Pundits long assumed that smaller jets would eventually play a larger role in the next wave of China's business-aviation market. According to noted consultant and market observer Brian Foley, that prediction may be a very long time coming (if at all). Foley contends that China's preference for larger, heavier, longer-range jets will remain in place for the foreseeable future – as has happened in the Middle East.
Mainland China's current business-jet population of 198 aircraft can be broken down into 63% heavy, 25% medium and 12% light aircraft according to aircraft database provider AMSTAT. Having nearly two-thirds of the fleet concentrated in large aircraft seems lopsided compared to the worldwide average of 26% heavy, 34% medium and 40% light.

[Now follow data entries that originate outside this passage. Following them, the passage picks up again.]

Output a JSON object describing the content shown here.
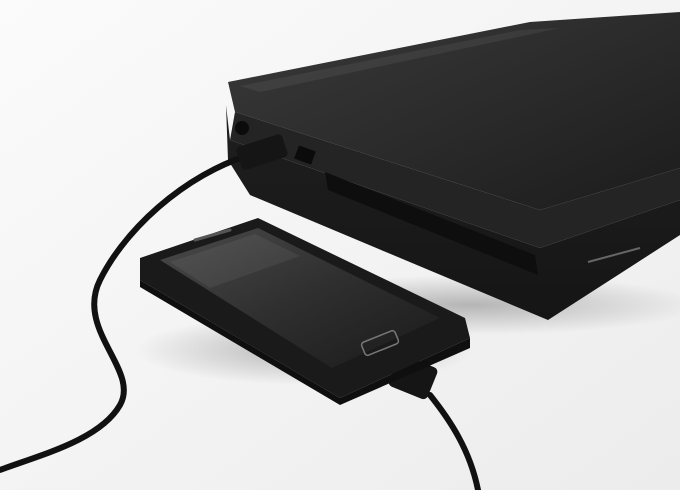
{
  "scene": {
    "objects": [
      "laptop",
      "smartphone",
      "usb-cable"
    ],
    "colors": {
      "background": "#f2f2f2",
      "laptop_body": "#2b2b2b",
      "phone_body": "#1e1e1e",
      "phone_screen": "#3a3a3a",
      "cable": "#111111"
    }
  }
}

Foley finds it interesting that China's fleet profile closely mirrors the Middle East's heavy, medium and light fleet mix of 68%, 22% and 9% respectively. "There are important reasons for this – including culture, politics, geography, trade and infrastructure – whose effects will be long-lasting. Like the Middle East, China is faced with long internal distances and a heavy international requirement, both favoring larger and more capable aircraft. Seen in this light, China's medium and light fleet should not be expected to 'catch up' to its larger brethren. More likely, the present mix will remain relatively constant even as the total fleet size increases."
And where is China's fleet growth headed? Mainland China's fleet more than doubled in three years and grew 23% in just the last year alone. But Foley estimates its next market doubling may now take five years. "We're already seeing China's market normalizing to a more sustainable pace. Contrary to industry perception there's a finite pool of capable buyers, whose numbers have been cut as the economy continues to moderate."
Now that it's had a few years to develop, China's business aviation market may not be as enigmatic as once thought, especially considering the historical parallel of the Middle East. Quoting a famous proverb, Foley said, "Study the past if you would define the future." 2500 years later, the immortal wisdom of the great Confucius still holds true.
About Brian Foley Associates (BRiFO)
Since 2006 BRiFO has provided investors and aerospace companies with aviation advisory services including industry analysis, market research, diligence, consultations and other high-level support. www.BRiFO.com